  12. ^ /ʌʉ/ may be merge with /o/ before /k/ in many Modern Scots varieties.
  13. ^ Some eastern and Southern Scots varieties may have more or less /ɛ/.[14]
  14. ^ a b c Scottish English lacks the nurse mergers, which means that it distinguishes KIT /ə/, DRESS /ɛ/ and STRUT /ʌ/ before syllable-final /r/, as in fir /fər/ (with the same /ər/ as in letter /ˈlɛtər/), fern /fɛrn/ and fur /fʌr/. In other varieties of English (including Geordie, which is non-rhotic), the three vowels fall together as /ɜː/ (transcribed with ⟨øː⟩ in Geordie), though not always when the /r/ occurs between vowels (see e.g. hurry-furry merger, which Geordie lacks). In broadest Geordie NURSE partially falls together with /ɔː/, but the latter is [] instead in some words.
  15. ^ Not distinguished from /ʊ/ in Geordie, see foot-strut split.[2]
  16. ^ In some Modern Scots varieties /a/ may merge with /ɔː/ in long environments.[15] (see below)

Vowel length[edit]

The Scottish vowel length rule affects all vowels except /ɪ/ and /ʌ/ and, in many Modern Scots varieties, /eː/ and /ɔː/.[16] The further north a Scots dialect is from central Scotland, the more it will contain specific words that do not adhere to the rule.[17]

  • /ə/, /ɪ/, /ɛ/, /a/, /ɔ/ and /ʌ/ are usually short.
    • In some Modern Scots varieties /a/ may merge with /ɔː/ in long environments.[15] In Ulster Scots /ɛ/, /a/ and /ɔ/ are usually always long and the [əʉ] realisation of /ʌʉ/ is short before a voiceless consonant or before a sonorant followed by a voiceless consonant but long elsewhere.[18]
  • /i/, /e/, /o/, /ʉ/, /jʉ/ and /ø/ are usually long in the following environments and short elsewhere:[19]
    • In stressed syllables before voiced fricatives, namely /v, ð, z, ʒ/, and also before /r/.[16] In some Modern Scots varieties, before the monomorphemic end-stresses syllables /rd/, /r/ + any voiced consonant, /ɡ/ and /dʒ/.[20] In Shetland dialect the [d] realisation of underlying /ð/, usual in other Scots varieties, remains a long environment.[21]
    • Before another vowel[22] and
    • Before a morpheme boundary[16] so, for example, "stayed" [steːd] is pronounced with a longer vowel than "staid" [sted].
  • /ɔː/ usually occurs in all environments in final stressed syllables.[15]
  • /iː/ and /eː/ are usually long.
  • The diphthong /əi/ (1s & 10) usually occurs in short environments, vowel 8a, which occurs stem final, is always short,[6] and /ai/ occurs in environments where /i/, /e/, /o/, /(j)ʉ/ and /ø/ are long.[19]
  • The diphthong /ʌʉ/ is usually short.

History[edit]

The Scottish Vowel Length Rule is assumed to have come into being between the early Middle Scots and late Middle Scots period.[23]

References[edit]

  1. ^ Harris J. (1985) Phonological Variation and Change: Studies in Hiberno English, Cambridge. p. 14
  2. ^ a b c d e Watt, Dominic; Allen, William (2003), "Tyneside English", Journal of the International Phonetic Association, 33 (2): 267–271, doi:10.1017/S0025100303001397
  3. ^ Aitken A.J. (1984) 'Scottish Accents and Dialects' in 'Language in the British Isles' Trudgill, P. (ed). pp. 94-98.
  4. ^ a b Introduction.

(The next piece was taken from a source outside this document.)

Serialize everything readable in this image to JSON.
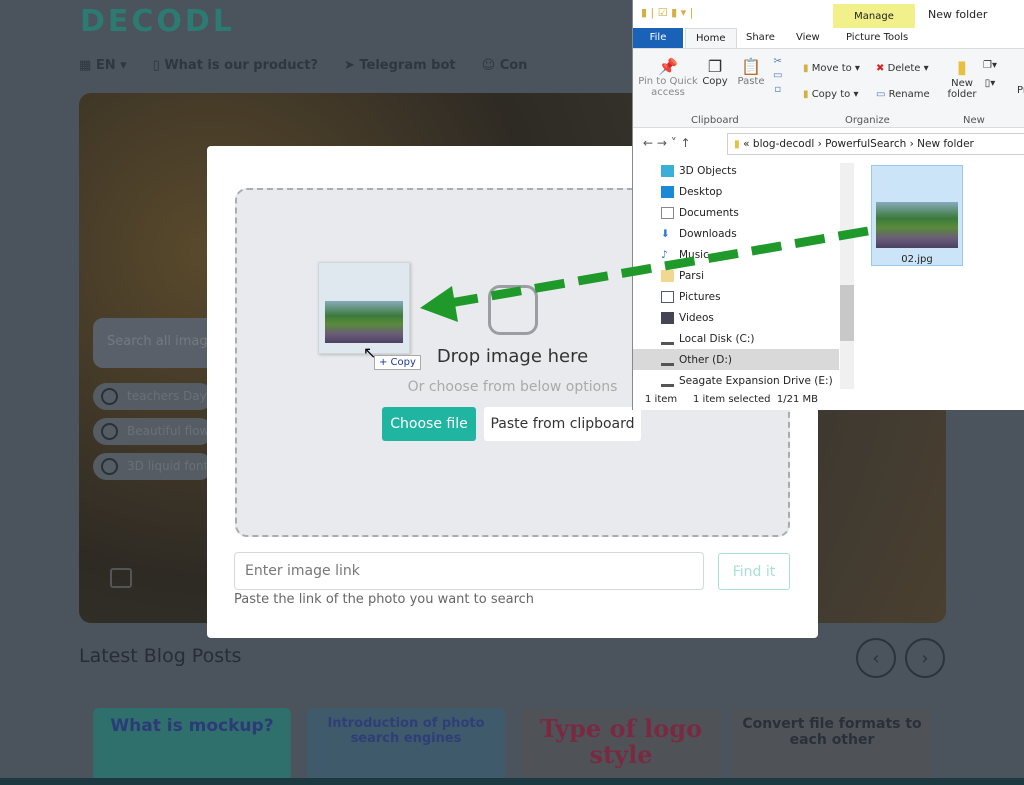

Scottish National Dictionary. p. xxx. Archived from the original on 19 August 2014.
  5. ^ Scottish National Dictionary, Introduction p. xxxvi Archived 17 May 2013 at the Wayback Machine
  6. ^ a b c A History of Scots to 1700, pp. xcviii
  7. ^ Wells, John C. (1982), Accents of English, Cambridge: Cambridge University Press, ISBN 0-521-22919-7, (vol. 1)
  8. ^ Aitken A.J. (1981) 'The Scottish Vowel-Length Rule' in 'So meny People Longages and Tonges' Benskin, M. and Samuels M.S. (eds). p. 151.
  9. ^ Johnston P. Regional Variation in Jones C. (1997) The Edinburgh History of the Scots Language, Edinburg University Press, p. 465.
  10. ^ Aitken A.J. (1981) 'The Scottish Vowel-Length Rule' in 'So meny People Longages and Tonges' Benskin, M. and Samuels M.S. (eds). p. 152.
  11. ^ Aitken A.J. (1984) 'Scottish Accents and Dialects' in 'Language in the British Isles' Trudgill, P. (ed). p. 99.
  12. ^ Aitken A.J. (1981) 'The Scottish Vowel-Length Rule' in 'So meny People Longages and Tonges' Benskin, M. and Samuels M.S. (eds). p. 144-145.
  13. ^ Scottish National Dictionary, Introduction p. xix
  14. ^ Aitken A.J. (1984) 'Scottish Accents and Dialects' in 'Language in the British Isles' Trudgill, P. (ed). p. 101.
  15. ^ a b c Aitken A.J. (1981) 'The Scottish Vowel-Length Rule' in 'So meny People Longages and Tonges' Benskin, M. and Samuels M.S. (eds). p. 150.
  16. ^ a b c Aitken A.J. (1984) 'Scottish Accents and Dialects' in 'Language in the British Isles' Trudgill, P. (ed). p. 98.
  17. ^ Coll Millar. 2007. Northern and Insular Scots. Edinburgh: University Press Ltd. p. 20
  18. ^ Harris J. (1984) English in the north of Ireland in Trudgill P., Language in the British Isles, Cambridge p. 120
  19. ^ a b A.J. Aitken in The Oxford Companion to the English Language, Oxford University Press 1992. p. 894
  20. ^ Aitken A.J. (1981) 'The Scottish Vowel-Length Rule' in 'So meny People Longages and Tonges' Benskin, M. and Samuels M.S. (eds). p. 147.
  21. ^ Aitken A.J. (1981) 'The Scottish Vowel-Length Rule' in 'So meny People Longages and Tonges' Benskin, M. and Samuels M.S. (eds). p. 141.
  22. ^ A.J. Aitken in The Oxford Companion to the English Language, Oxford University Press 1992. p. 910
  23. ^ Aitken A.J. (1981) 'The Scottish Vowel-Length Rule' in 'So meny People Longages and Tonges' Benskin, M. and Samuels M.S. (eds). p. 137.